Kevin Martin Gets a Cap


Kevin Martin lost his most recent jihad against cable, having tried to cook the books about how many households subscribed to its pay television services.

The Federal Communications Commission chairman needs to save some face somehow, after the recent debacle where his commissioners and would-be North Carolina constituents (if it’s true he longs to run for Senate next, in his home state) learned that this Emperor Has No Numbers.

To prove he still has power and can quantify something, he appears to have lined up the votes (but barely — and in conjunction with Democrats, not Republicans) to put a cap on how large a single cable-system operator can become.

The number in this case is 30%. As in, no cable operator shall be allowed to control more than 30% of all the subscribers to pay television services.

The curb, at this point, really applies only to Comcast, whose 26.1 million subscribers puts it at 27% of the total number of subscribers, by the FCC’s rules.

Remember, the FCC’s first attempt at installing a 30% cap was shot down by a federal court. That was six years ago, when satellite services were smaller and cable’s share of pay TV subscribership was bigger.

Now, DirecTV and EchoStar Communications’s Dish Network are the No. 2 and 3 operators of multichannel pay television services. Only Comcast is bigger.

But there is no cap being contemplated against satellite providers DirecTV or Dish, even though they operate nationally. Cable operators only operate in regional clusters.

Why cap cable?

The basic argument is that if a cable operator gets too big, programmers suffer. If you don’t get Comcast to pick you up, you can’t launch a national pay TV network, the argument goes.

But hold on a second or two. If you do get Comcast to pick you up, you still don’t get national distribution. You need your program to reach viewers in New York and Los Angeles, don’t you?
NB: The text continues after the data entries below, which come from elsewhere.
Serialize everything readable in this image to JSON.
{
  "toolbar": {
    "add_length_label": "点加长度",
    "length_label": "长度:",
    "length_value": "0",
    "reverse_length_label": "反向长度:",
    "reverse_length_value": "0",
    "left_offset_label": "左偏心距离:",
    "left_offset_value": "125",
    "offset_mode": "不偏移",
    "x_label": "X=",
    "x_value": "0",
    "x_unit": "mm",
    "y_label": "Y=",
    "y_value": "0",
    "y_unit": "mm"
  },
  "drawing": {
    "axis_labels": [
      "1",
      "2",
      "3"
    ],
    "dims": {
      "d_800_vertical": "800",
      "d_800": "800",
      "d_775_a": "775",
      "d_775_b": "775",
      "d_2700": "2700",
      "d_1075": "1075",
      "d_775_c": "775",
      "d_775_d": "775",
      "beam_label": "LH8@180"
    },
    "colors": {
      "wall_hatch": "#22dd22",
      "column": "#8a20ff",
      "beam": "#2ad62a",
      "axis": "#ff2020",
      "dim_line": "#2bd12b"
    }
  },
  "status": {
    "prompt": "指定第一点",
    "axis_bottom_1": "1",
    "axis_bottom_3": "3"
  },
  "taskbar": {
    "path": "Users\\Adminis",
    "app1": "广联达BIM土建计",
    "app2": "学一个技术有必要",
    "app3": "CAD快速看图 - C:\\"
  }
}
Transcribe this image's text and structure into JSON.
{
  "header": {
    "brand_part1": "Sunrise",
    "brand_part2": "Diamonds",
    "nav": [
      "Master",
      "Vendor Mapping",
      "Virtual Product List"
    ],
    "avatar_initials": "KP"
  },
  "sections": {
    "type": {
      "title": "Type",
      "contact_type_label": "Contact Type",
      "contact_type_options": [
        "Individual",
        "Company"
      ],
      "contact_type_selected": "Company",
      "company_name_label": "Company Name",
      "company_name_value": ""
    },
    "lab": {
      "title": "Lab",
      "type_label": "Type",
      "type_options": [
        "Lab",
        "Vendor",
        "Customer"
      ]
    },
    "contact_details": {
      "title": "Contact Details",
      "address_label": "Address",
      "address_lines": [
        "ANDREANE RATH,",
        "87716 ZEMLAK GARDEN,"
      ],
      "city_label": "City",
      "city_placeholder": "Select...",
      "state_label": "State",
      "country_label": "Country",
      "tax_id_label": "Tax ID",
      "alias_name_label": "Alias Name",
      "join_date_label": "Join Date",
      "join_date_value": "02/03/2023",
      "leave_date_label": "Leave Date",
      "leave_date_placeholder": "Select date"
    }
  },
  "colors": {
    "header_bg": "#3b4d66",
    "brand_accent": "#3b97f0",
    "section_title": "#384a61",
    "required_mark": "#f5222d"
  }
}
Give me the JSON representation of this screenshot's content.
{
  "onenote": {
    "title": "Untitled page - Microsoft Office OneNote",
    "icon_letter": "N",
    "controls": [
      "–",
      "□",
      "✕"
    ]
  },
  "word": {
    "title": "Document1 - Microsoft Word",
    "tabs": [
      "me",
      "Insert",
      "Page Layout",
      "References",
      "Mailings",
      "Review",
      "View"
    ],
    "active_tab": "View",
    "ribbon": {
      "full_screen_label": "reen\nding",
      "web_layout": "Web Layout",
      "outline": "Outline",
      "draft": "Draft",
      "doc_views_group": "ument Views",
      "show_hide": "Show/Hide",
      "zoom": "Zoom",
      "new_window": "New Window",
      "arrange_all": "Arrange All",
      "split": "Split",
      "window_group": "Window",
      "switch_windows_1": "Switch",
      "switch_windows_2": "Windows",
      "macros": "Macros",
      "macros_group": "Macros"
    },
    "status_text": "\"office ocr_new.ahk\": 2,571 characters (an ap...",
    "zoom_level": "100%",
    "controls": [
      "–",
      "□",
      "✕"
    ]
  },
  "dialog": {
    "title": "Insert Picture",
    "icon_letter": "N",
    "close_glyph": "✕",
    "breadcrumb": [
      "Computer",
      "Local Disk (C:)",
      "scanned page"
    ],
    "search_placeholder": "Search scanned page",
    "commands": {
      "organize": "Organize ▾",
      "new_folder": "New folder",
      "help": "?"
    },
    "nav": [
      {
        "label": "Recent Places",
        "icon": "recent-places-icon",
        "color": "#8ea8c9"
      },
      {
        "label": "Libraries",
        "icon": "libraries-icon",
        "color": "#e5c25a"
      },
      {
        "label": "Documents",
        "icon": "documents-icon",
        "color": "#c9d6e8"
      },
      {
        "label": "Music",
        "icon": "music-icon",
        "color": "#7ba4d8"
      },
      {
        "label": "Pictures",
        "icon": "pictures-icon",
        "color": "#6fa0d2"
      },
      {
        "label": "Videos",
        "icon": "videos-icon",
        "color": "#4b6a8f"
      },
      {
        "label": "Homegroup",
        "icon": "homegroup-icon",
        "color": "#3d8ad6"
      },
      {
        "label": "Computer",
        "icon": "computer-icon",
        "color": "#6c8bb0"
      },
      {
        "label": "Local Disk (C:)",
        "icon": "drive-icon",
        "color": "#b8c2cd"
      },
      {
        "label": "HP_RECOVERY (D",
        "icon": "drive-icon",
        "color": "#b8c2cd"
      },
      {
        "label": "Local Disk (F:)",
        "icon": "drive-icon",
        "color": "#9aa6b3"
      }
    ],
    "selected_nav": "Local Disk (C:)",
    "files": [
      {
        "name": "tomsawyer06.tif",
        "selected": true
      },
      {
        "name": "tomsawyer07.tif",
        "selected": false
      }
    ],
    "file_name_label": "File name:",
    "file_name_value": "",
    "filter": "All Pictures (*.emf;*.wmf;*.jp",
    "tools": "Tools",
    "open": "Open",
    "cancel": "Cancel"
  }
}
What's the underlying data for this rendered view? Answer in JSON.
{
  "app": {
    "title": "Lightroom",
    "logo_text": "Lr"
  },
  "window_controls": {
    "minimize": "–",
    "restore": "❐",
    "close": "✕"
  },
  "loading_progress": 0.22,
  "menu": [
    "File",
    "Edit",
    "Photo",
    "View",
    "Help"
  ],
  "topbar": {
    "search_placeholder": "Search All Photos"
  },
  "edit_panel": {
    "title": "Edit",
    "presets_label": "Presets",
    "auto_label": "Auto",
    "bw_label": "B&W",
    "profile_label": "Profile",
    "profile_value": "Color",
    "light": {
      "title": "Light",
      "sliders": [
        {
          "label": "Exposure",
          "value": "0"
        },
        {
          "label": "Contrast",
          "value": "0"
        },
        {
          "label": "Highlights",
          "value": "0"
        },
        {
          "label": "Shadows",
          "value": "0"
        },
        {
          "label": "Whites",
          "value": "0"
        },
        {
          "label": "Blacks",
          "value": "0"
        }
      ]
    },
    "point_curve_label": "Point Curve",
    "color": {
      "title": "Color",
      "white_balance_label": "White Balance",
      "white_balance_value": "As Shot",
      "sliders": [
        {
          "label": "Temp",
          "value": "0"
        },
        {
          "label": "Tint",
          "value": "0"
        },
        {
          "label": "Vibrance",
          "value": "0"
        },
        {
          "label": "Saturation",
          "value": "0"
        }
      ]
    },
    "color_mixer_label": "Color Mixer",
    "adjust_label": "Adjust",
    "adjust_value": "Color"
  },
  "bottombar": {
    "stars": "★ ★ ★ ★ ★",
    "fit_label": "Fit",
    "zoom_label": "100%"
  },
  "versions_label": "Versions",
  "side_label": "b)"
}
You can’t do that if Time Warner Cable and Cablevision Systems don’t pick you up.

Jerry Jones and NFL Network are making it a political issue, trying to get state and national legislators to force carriage of its eight games on the “big cable companies.”

Legislators aren’t needed, though, for football fans to get the next big NFL Network game, in which the New England Patriots will presumably go for an undefeated season. They, as Mr. Jones points out, can go to DirecTV to get the game.

That’s the point. There is “no particular magic” about 30%, as one corporate antitrust lawyer put it this week. And in this case, there’s no particular meaning. No cable operator, not even Comcast, offers national coverage. If you want that, do what Major League Baseball did: Sign (or come close to signing) an exclusive deal with DirecTV and see if the cable companies come running for shelter.

With NFL Network, Comcast, Time Warner Cable and Cablevision aren’t seeking shelter from DirecTV (or Dish). They’ve been willing to let their competitors take this new national network on. They’ve taken their own approaches and have been willing to bear the brunt of the outcome.

If Kevin Martin doesn’t believe there’s adequate existing competition now, or adequate competition coming, he hasn’t been paying attention.

Just look at the stock market. Cable shares have taken a bath. In one day last week, Comcast shares dropped 12%, down to around $18. From $28, when the year started. This allegedly monopolistic company is finding itself repeatedly reducing its projections of how much cash it will generate from operations this year. Twice in the past six weeks, it has reduced its forecast, by 10% each time. And there are only four weeks left to go.

The culprit? Competition. As analyst Richard Greenfield of Pali Research put it, “The cable industry is no longer a group of regional monopolies. Cable is fighting an all-out war on multiple fronts” against satellite providers and telephone companies.

Programmers with a strong product will get national carriage, with cap or without. The NFL itself is proof of that, using DirecTV very successfully to extend audiences for virtually all local football telecasts. And that exclusive deal, “NFL Sunday Ticket,” is born from a clear competitive drive to differentiate its product, nationwide.

Kevin: Cable has its hands full. You’re just piling on.

But that is not surprising in the least.